**** Source material

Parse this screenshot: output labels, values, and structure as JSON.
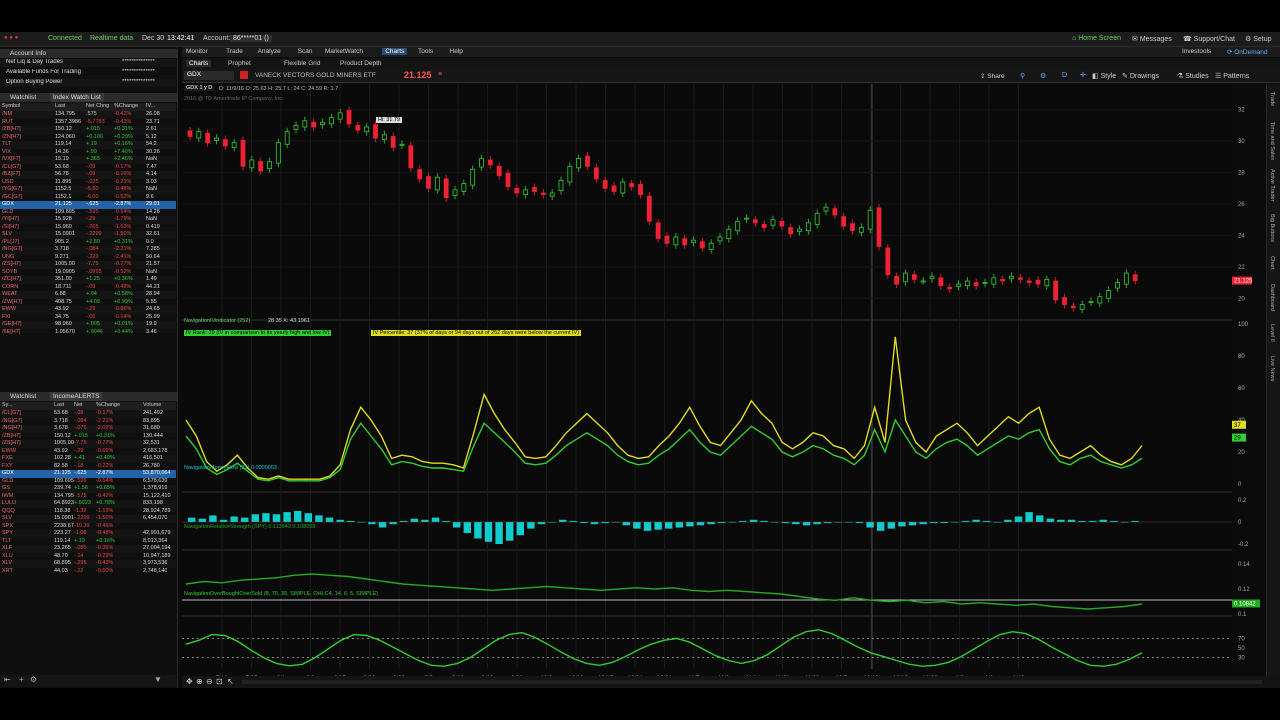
{
  "topbar": {
    "connected": "Connected",
    "realtime": "Realtime data",
    "date": "Dec 30",
    "time": "13:42:41",
    "account_label": "Account:",
    "account": "86*****01 ()",
    "home": "Home Screen",
    "messages": "Messages",
    "support": "Support/Chat",
    "setup": "Setup"
  },
  "account_info": {
    "title": "Account Info",
    "rows": [
      {
        "label": "Net Liq & Day Trades",
        "value": "**************"
      },
      {
        "label": "Available Funds For Trading",
        "value": "**************"
      },
      {
        "label": "Option Buying Power",
        "value": "**************"
      }
    ]
  },
  "watchlist1": {
    "title": "Watchlist",
    "name": "Index Watch List",
    "headers": [
      "Symbol",
      "Last",
      "Net Chng",
      "%Change",
      "IV..."
    ],
    "rows": [
      [
        "/NM",
        "134.795",
        ".575",
        "-0.42%",
        "26.08"
      ],
      [
        "RUT",
        "1357.3986",
        "-5.7783",
        "-0.42%",
        "23.71"
      ],
      [
        "/ZB[H7]",
        "150.12",
        "+.015",
        "+0.31%",
        "2.61"
      ],
      [
        "/ZN[H7]",
        "124.060",
        "+0.100",
        "+0.20%",
        "5.12"
      ],
      [
        "TLT",
        "119.14",
        "+.19",
        "+0.16%",
        "54.2"
      ],
      [
        "VIX",
        "14.36",
        "+.99",
        "+7.40%",
        "30.26"
      ],
      [
        "/VX[F7]",
        "15.19",
        "+.365",
        "+2.46%",
        "NaN"
      ],
      [
        "/CL[G7]",
        "53.68",
        "-.09",
        "-0.17%",
        "7.47"
      ],
      [
        "/BZ[F7]",
        "56.78",
        "-.09",
        "-0.16%",
        "4.14"
      ],
      [
        "USD",
        "11.895",
        "-.025",
        "-0.21%",
        "3.03"
      ],
      [
        "/YG[G7]",
        "1152.5",
        "-5.60",
        "-0.48%",
        "NaN"
      ],
      [
        "/GC[G7]",
        "1152.1",
        "-6.00",
        "-0.52%",
        "9.6"
      ],
      [
        "GDX",
        "21.125",
        "-.625",
        "-2.87%",
        "29.01"
      ],
      [
        "GLD",
        "109.695",
        "-.595",
        "-0.54%",
        "14.28"
      ],
      [
        "/YI[H7]",
        "15.928",
        "-.29",
        "-1.79%",
        "NaN"
      ],
      [
        "/SI[H7]",
        "15.960",
        "-.265",
        "-1.63%",
        "0.419"
      ],
      [
        "SLV",
        "15.0901",
        "-.2299",
        "-1.50%",
        "32.61"
      ],
      [
        "/PL[J7]",
        "905.2",
        "+2.80",
        "+0.31%",
        "0.0"
      ],
      [
        "/NG[G7]",
        "3.718",
        "-.084",
        "-2.21%",
        "7.285"
      ],
      [
        "UNG",
        "9.271",
        "-.229",
        "-2.41%",
        "50.64"
      ],
      [
        "/ZS[H7]",
        "1005.00",
        "-7.75",
        "-0.77%",
        "21.57"
      ],
      [
        "SOYB",
        "19.0905",
        "-.0995",
        "-0.52%",
        "NaN"
      ],
      [
        "/ZC[H7]",
        "351.00",
        "+1.25",
        "+0.36%",
        "1.49"
      ],
      [
        "CORN",
        "18.711",
        "-.09",
        "-0.48%",
        "44.21"
      ],
      [
        "WEAT",
        "6.88",
        "+.04",
        "+0.58%",
        "28.94"
      ],
      [
        "/ZW[H7]",
        "408.75",
        "+4.00",
        "+0.99%",
        "5.55"
      ],
      [
        "EWW",
        "43.92",
        "-.29",
        "-0.66%",
        "24.65"
      ],
      [
        "FXI",
        "34.75",
        "-.05",
        "-0.14%",
        "25.99"
      ],
      [
        "/GE[H7]",
        "98.960",
        "+.005",
        "+0.01%",
        "19.9"
      ],
      [
        "/6E[H7]",
        "1.05670",
        "+.0046",
        "+0.44%",
        "3.46"
      ]
    ]
  },
  "watchlist2": {
    "title": "Watchlist",
    "name": "IncomeALERTS",
    "headers": [
      "Sy...",
      "Last",
      "Net",
      "%Change",
      "Volume"
    ],
    "rows": [
      [
        "/CL[G7]",
        "53.68",
        "-.09",
        "-0.17%",
        "241,492"
      ],
      [
        "/NG[G7]",
        "3.718",
        "-.084",
        "-2.21%",
        "83,895"
      ],
      [
        "/NG[H7]",
        "3.678",
        "-.076",
        "-2.02%",
        "31,680"
      ],
      [
        "/ZB[H7]",
        "150.12",
        "+.015",
        "+0.31%",
        "130,444"
      ],
      [
        "/ZS[H7]",
        "1005.00",
        "-7.75",
        "-0.77%",
        "32,531"
      ],
      [
        "EWW",
        "43.92",
        "-.29",
        "-0.66%",
        "2,683,178"
      ],
      [
        "FXE",
        "102.28",
        "+.41",
        "+0.40%",
        "416,501"
      ],
      [
        "FXY",
        "82.58",
        "-.18",
        "-0.22%",
        "26,780"
      ],
      [
        "GDX",
        "21.125",
        "-.625",
        "-2.87%",
        "53,870,064"
      ],
      [
        "GLD",
        "109.695",
        "-.595",
        "-0.54%",
        "6,578,639"
      ],
      [
        "GS",
        "239.74",
        "+1.56",
        "+0.65%",
        "1,378,919"
      ],
      [
        "IWM",
        "134.795",
        "-.575",
        "-0.42%",
        "15,122,410"
      ],
      [
        "LULU",
        "64.8923",
        "+.5023",
        "+0.78%",
        "833,198"
      ],
      [
        "QQQ",
        "118.38",
        "-1.32",
        "-1.10%",
        "28,924,789"
      ],
      [
        "SLV",
        "15.0901",
        "-.2299",
        "-1.50%",
        "6,454,070"
      ],
      [
        "SPX",
        "2238.67",
        "-10.39",
        "-0.46%",
        ""
      ],
      [
        "SPY",
        "223.27",
        "-1.08",
        "-0.48%",
        "42,991,679"
      ],
      [
        "TLT",
        "119.14",
        "+.19",
        "+0.16%",
        "8,013,364"
      ],
      [
        "XLF",
        "23.265",
        "-.085",
        "-0.36%",
        "27,004,194"
      ],
      [
        "XLU",
        "48.70",
        "-.14",
        "-0.29%",
        "10,947,189"
      ],
      [
        "XLV",
        "68.895",
        "-.295",
        "-0.43%",
        "3,973,536"
      ],
      [
        "XRT",
        "44.03",
        "-.22",
        "-0.50%",
        "2,748,140"
      ]
    ]
  },
  "menus": [
    "Monitor",
    "Trade",
    "Analyze",
    "Scan",
    "MarketWatch",
    "Charts",
    "Tools",
    "Help"
  ],
  "menus_right": [
    "Investools",
    "OnDemand"
  ],
  "subtabs": [
    "Charts",
    "Prophet",
    "Flexible Grid",
    "Product Depth"
  ],
  "symbol": {
    "ticker": "GDX",
    "name": "VANECK VECTORS GOLD MINERS ETF",
    "price": "21.125",
    "share": "Share",
    "style": "Style",
    "drawings": "Drawings",
    "studies": "Studies",
    "patterns": "Patterns",
    "d": "D"
  },
  "chart_header": {
    "title": "GDX 1 y D",
    "ohlc": "D: 11/9/16 O: 25.63 H: 25.7 L: 24 C: 24.59 R: 1.7",
    "copyright": "2016 @ TD Ameritrade IP Company, Inc.",
    "hi_label": "Hi: 31.79"
  },
  "panels": {
    "iv": {
      "label": "NavigationIVindicator (252)",
      "p1": "28",
      "p2": "35",
      "p3": "X: 43.1961",
      "rank": "IV Rank: 29 (IV in comparison to its yearly high and low IV)",
      "pct": "IV Percentile: 37 (37% of days or 94 days out of 252 days were below the current IV)"
    },
    "mf": {
      "label": "NavigationMoneyFlow (21)",
      "v": "0.0000053"
    },
    "rs": {
      "label": "NavigationRelativeStrength (SPY)",
      "v1": "0.113643",
      "v2": "0.108058"
    },
    "obos": {
      "label": "NavigationOverBoughtOverSold (8, 70, 30, SIMPLE, OHLC4, 14, 6, 5, SIMPLE)"
    }
  },
  "chart_data": {
    "type": "line",
    "title": "GDX 1 y D",
    "price_axis": [
      "32",
      "30",
      "28",
      "26",
      "24",
      "22",
      "20"
    ],
    "price_tag": "21.125",
    "iv_axis": [
      "100",
      "80",
      "60",
      "40",
      "20",
      "0"
    ],
    "iv_tags": [
      "37",
      "29"
    ],
    "mf_axis": [
      "0.2",
      "0",
      "-0.2"
    ],
    "rs_axis": [
      "0.14",
      "0.12",
      "0.1"
    ],
    "rs_tag": "0.10842",
    "obos_axis": [
      "70",
      "50",
      "30"
    ],
    "x_labels": [
      "7/18",
      "7/25",
      "8/1",
      "8/8",
      "8/15",
      "8/22",
      "8/29",
      "9/5",
      "9/12",
      "9/19",
      "9/26",
      "10/3",
      "10/10",
      "10/17",
      "10/24",
      "10/31",
      "11/7",
      "11/9",
      "11/14",
      "11/21",
      "11/28",
      "12/5",
      "12/12",
      "12/19",
      "12/26",
      "1/2",
      "1/9",
      "1/16"
    ],
    "closes": [
      30.3,
      30.6,
      29.9,
      30.2,
      29.7,
      29.9,
      28.4,
      28.8,
      28.1,
      28.7,
      29.9,
      30.6,
      31.0,
      31.3,
      30.9,
      31.2,
      31.5,
      31.8,
      31.1,
      30.7,
      30.9,
      30.2,
      30.4,
      29.6,
      29.8,
      28.3,
      27.6,
      27.0,
      27.7,
      26.4,
      26.9,
      27.3,
      28.2,
      28.9,
      28.5,
      27.8,
      27.1,
      26.7,
      26.9,
      26.8,
      26.6,
      26.7,
      27.5,
      28.4,
      28.9,
      28.4,
      27.6,
      27.0,
      26.8,
      27.4,
      27.1,
      26.6,
      24.9,
      23.8,
      23.5,
      23.9,
      23.4,
      23.7,
      23.2,
      23.5,
      23.9,
      24.4,
      24.9,
      25.1,
      24.8,
      24.5,
      25.0,
      24.6,
      24.1,
      24.4,
      24.8,
      25.4,
      25.8,
      25.3,
      24.6,
      24.3,
      24.5,
      25.6,
      23.3,
      21.5,
      20.9,
      21.6,
      21.2,
      21.1,
      21.4,
      20.8,
      20.6,
      20.9,
      21.1,
      20.8,
      21.0,
      21.3,
      21.1,
      21.4,
      21.2,
      21.0,
      20.9,
      21.2,
      19.9,
      19.6,
      19.4,
      19.6,
      19.8,
      20.1,
      20.5,
      21.0,
      21.6,
      21.13
    ],
    "iv_rank": [
      30,
      22,
      10,
      6,
      9,
      13,
      8,
      3,
      2,
      4,
      2,
      2,
      2,
      2,
      4,
      9,
      28,
      38,
      30,
      22,
      12,
      14,
      13,
      11,
      10,
      10,
      9,
      8,
      24,
      38,
      32,
      26,
      20,
      13,
      12,
      13,
      18,
      24,
      28,
      32,
      28,
      24,
      18,
      14,
      12,
      13,
      18,
      22,
      28,
      34,
      26,
      20,
      18,
      24,
      30,
      36,
      32,
      28,
      20,
      17,
      20,
      24,
      22,
      18,
      16,
      12,
      18,
      34,
      20,
      40,
      30,
      20,
      16,
      22,
      26,
      28,
      24,
      18,
      22,
      26,
      30,
      28,
      32,
      34,
      22,
      14,
      12,
      16,
      18,
      14,
      12,
      10,
      12,
      16
    ],
    "iv_pct": [
      40,
      30,
      14,
      8,
      12,
      18,
      10,
      4,
      3,
      5,
      3,
      3,
      3,
      3,
      5,
      12,
      34,
      48,
      40,
      30,
      16,
      18,
      17,
      14,
      13,
      13,
      12,
      10,
      32,
      56,
      44,
      34,
      26,
      17,
      16,
      17,
      24,
      32,
      38,
      44,
      38,
      32,
      24,
      18,
      16,
      17,
      24,
      30,
      38,
      48,
      36,
      26,
      24,
      32,
      40,
      52,
      44,
      38,
      26,
      22,
      26,
      32,
      30,
      24,
      22,
      16,
      24,
      48,
      26,
      92,
      40,
      26,
      20,
      30,
      34,
      38,
      32,
      24,
      30,
      36,
      42,
      38,
      44,
      48,
      28,
      18,
      16,
      20,
      24,
      18,
      14,
      12,
      16,
      24
    ],
    "money_flow": [
      0.04,
      0.03,
      0.06,
      0.02,
      0.05,
      0.04,
      0.07,
      0.08,
      0.07,
      0.09,
      0.1,
      0.08,
      0.06,
      0.04,
      0.02,
      0.01,
      0,
      -0.02,
      -0.05,
      -0.02,
      0.01,
      0.03,
      0.02,
      0.04,
      0.01,
      -0.05,
      -0.1,
      -0.15,
      -0.18,
      -0.2,
      -0.17,
      -0.12,
      -0.06,
      -0.02,
      0,
      0.02,
      0.01,
      -0.01,
      -0.02,
      -0.01,
      0,
      -0.03,
      -0.06,
      -0.08,
      -0.07,
      -0.06,
      -0.05,
      -0.04,
      -0.03,
      -0.02,
      -0.01,
      0,
      0.01,
      0.02,
      0.01,
      0,
      -0.01,
      -0.02,
      -0.03,
      -0.02,
      -0.01,
      0,
      0,
      -0.01,
      -0.05,
      -0.08,
      -0.06,
      -0.04,
      -0.03,
      -0.02,
      -0.01,
      -0.01,
      0,
      0.01,
      0.02,
      0.01,
      0,
      0.02,
      0.05,
      0.09,
      0.06,
      0.03,
      0.02,
      0.02,
      0.01,
      0.01,
      0.02,
      0.01,
      0,
      0.01
    ],
    "rel_strength": [
      0.124,
      0.126,
      0.125,
      0.127,
      0.128,
      0.129,
      0.131,
      0.132,
      0.131,
      0.13,
      0.128,
      0.126,
      0.124,
      0.123,
      0.122,
      0.121,
      0.12,
      0.119,
      0.12,
      0.121,
      0.122,
      0.121,
      0.12,
      0.119,
      0.12,
      0.121,
      0.12,
      0.121,
      0.119,
      0.118,
      0.119,
      0.118,
      0.117,
      0.116,
      0.114,
      0.112,
      0.111,
      0.113,
      0.111,
      0.11,
      0.111,
      0.109,
      0.11,
      0.108,
      0.109,
      0.108,
      0.107,
      0.108,
      0.106,
      0.105,
      0.104,
      0.105,
      0.106,
      0.108
    ],
    "obos": [
      58,
      66,
      78,
      76,
      64,
      46,
      30,
      18,
      13,
      16,
      30,
      48,
      66,
      78,
      76,
      66,
      52,
      38,
      24,
      14,
      12,
      18,
      30,
      48,
      66,
      78,
      82,
      72,
      58,
      42,
      28,
      18,
      14,
      20,
      32,
      46,
      58,
      66,
      70,
      62,
      48,
      34,
      24,
      18,
      24,
      36,
      54,
      72,
      84,
      88,
      80,
      66,
      52,
      40,
      32,
      24,
      16,
      12,
      14,
      20,
      32,
      48,
      64,
      78,
      84,
      80,
      68,
      52,
      38,
      24,
      14,
      12,
      16,
      26,
      40
    ]
  }
}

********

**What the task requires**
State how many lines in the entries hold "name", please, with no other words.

**Solution to this exercise**
3